  4. Fill each of the 12 liners about halfway. If you like, sprinkle some sliced almonds over the top.
  5. Bake for 20 minutes. A toothpick inserted in the middle should come out clean and they should be golden brown. Immediately turn out onto a wire rack to cool. They tend to get greasy if you let them sit in the pan.


  • I’ve tried these with frozen blueberries, which is what I normally use in my muffins, but they came out soggy. So use fresh!
  • German bakers: I use Suntree gemahlen Kalifornische Mandelkern from Kaufland. They come in little 59 cent 100 gram bags. I’ve seen this brand elsewhere. I don’t know if other brands work so I’m sticking with this one!


Grain-free Peanut Butter Chocolate Chip Cookie Dough Bites (aka: Chickpea Cookies)

I saw THIS photo on pinterest one day.

The Original Grain-free Peanut Butter Chocolate Chip Cookie Dough Bites - no white sugar, no oil, no flour! So gooey, simple and delicious! With a surprise ingredient | texanerin.com

I’m not sure there are many other things that scream “EAT ME!!” more than this. Not to mention, the Grain-free aspect went right along with my meal plan. I was intrigued and decided this was worth a try. Was it possible that a ball of chickpeas, honey, peanut butter and chocolate chips could be that good? YES! Also, because they are made of beans which are heavy rather than four and butter which are light, they fill you up really fast. Even Alex and the kids gave these two thumbs up with elated, bean cookie stuffed faces.  Who would’ve thought?



  • 1¼ cups canned chickpeas, well-rinsed and patted dry with a paper towel (Try to buy organic. Chickpeas are one of the few types of beans I have found can taste really bad if you buy the cheapest brand.)
  • 2 teaspoons vanilla extract
  • ½ cup + 2 tablespoons (165 grams) natural peanut butter, SunButter Natural or almond butter – room temperature
  • ¼ cup (80 grams) honey (commenters have used agave and maple syrup with success!)
  • 1 teaspoon baking powder
  • a pinch of salt if your peanut butter doesn’t have salt in it
  • ½ cup (90 grams) chocolate chips (use vegan and dairy-free chocolate chips, if needed)


  1. Preheat your oven to 350°F / 175°C. Combine all the ingredients, except for the chocolate chips, in a food processor and process until very smooth. Make sure to scrape the sides and the top to get the little chunks of chickpeas and process again until they’re combined.
  2. Put in the chocolate chips and stir it if you can, or pulse it once or twice. The mixture will be very thick and sticky.
  3. With wet hands, form into 1½” balls. Place onto a Silpat or a piece of parchment paper. If you want them to look more like normal cookies, press down slightly on the balls. They don’t do much rising. (You will need to rewet your hand occasionally!)
  4. Bake for about 10 minutes. The dough balls will still be very soft when you take them out of the oven. They will not set like normal cookies.
  5. Store in an airtight container at room temperature (or in the fridge) for up to 1 week.

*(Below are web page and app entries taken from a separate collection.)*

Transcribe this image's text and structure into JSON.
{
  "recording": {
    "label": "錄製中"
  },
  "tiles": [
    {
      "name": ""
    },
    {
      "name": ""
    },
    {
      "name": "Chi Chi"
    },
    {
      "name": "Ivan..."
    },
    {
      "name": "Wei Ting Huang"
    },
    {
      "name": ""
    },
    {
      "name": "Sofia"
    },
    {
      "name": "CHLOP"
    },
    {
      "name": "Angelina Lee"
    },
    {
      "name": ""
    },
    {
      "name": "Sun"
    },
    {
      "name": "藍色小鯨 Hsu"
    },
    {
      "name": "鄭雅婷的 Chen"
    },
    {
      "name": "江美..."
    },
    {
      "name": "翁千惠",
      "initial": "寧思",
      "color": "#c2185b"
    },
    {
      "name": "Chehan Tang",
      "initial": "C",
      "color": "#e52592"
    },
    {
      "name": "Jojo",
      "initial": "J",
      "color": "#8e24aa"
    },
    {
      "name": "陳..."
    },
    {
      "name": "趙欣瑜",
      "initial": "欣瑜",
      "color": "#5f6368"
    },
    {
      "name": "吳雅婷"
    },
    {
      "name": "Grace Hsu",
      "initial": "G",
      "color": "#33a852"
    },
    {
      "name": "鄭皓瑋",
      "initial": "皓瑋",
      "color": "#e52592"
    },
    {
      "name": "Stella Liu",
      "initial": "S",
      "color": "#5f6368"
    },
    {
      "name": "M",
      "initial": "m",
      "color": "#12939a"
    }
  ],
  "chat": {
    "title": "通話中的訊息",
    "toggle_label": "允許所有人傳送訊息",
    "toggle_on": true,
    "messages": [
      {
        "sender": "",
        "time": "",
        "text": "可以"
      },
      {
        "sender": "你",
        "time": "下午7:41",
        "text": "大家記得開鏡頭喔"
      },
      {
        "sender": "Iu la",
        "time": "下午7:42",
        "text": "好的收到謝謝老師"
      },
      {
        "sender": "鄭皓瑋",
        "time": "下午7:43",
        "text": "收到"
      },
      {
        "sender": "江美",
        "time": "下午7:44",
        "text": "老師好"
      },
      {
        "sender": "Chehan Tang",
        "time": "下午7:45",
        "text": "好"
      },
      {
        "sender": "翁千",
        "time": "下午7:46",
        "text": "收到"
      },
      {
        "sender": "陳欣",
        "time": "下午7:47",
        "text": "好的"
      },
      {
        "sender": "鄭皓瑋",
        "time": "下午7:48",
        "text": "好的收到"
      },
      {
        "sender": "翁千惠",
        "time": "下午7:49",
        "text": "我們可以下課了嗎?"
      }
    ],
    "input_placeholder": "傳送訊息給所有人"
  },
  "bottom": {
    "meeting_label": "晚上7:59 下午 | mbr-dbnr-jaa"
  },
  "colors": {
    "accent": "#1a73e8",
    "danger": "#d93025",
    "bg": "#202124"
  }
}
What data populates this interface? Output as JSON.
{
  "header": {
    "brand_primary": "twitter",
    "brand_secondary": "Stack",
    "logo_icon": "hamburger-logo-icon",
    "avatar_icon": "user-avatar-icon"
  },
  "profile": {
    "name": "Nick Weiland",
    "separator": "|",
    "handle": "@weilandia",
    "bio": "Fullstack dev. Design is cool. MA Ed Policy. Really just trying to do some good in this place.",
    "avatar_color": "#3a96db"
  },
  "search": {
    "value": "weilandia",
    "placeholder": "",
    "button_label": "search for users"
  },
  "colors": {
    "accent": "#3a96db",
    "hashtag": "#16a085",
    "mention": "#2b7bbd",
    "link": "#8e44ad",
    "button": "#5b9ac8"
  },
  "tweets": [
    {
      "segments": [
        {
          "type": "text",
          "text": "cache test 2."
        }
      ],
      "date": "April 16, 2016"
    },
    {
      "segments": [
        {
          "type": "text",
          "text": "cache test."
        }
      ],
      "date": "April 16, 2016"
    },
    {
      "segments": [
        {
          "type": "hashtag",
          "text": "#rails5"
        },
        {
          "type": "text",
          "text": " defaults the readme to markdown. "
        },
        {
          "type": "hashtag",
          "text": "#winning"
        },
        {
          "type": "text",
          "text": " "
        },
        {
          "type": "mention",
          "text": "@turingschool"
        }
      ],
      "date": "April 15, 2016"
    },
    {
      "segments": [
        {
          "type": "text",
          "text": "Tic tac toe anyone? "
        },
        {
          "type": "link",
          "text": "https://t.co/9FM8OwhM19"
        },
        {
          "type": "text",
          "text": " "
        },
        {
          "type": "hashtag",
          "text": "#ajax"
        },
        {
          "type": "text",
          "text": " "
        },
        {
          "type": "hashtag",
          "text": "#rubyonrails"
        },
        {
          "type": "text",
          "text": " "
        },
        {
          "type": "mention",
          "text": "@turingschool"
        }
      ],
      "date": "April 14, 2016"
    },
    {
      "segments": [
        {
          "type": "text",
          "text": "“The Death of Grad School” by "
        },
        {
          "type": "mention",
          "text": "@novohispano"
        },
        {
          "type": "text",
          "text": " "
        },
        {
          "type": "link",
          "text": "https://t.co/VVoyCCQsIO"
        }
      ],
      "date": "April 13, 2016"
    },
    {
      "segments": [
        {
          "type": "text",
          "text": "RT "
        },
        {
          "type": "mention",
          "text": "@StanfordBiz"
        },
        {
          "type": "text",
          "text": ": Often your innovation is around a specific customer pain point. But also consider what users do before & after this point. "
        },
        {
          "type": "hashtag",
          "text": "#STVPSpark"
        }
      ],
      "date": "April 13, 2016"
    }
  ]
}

  • My can of chickpeas was 400 grams, 240 grams without the water, and I used all but a few tablespoons.
  • Don’t even try with regular peanut butter! They’ll come out oily. You MUST use natural peanut butter. :)
  • If you need grain-free baking powder, you can use 1 part cream of tartar + 1 part baking soda + 2 parts arrowroot.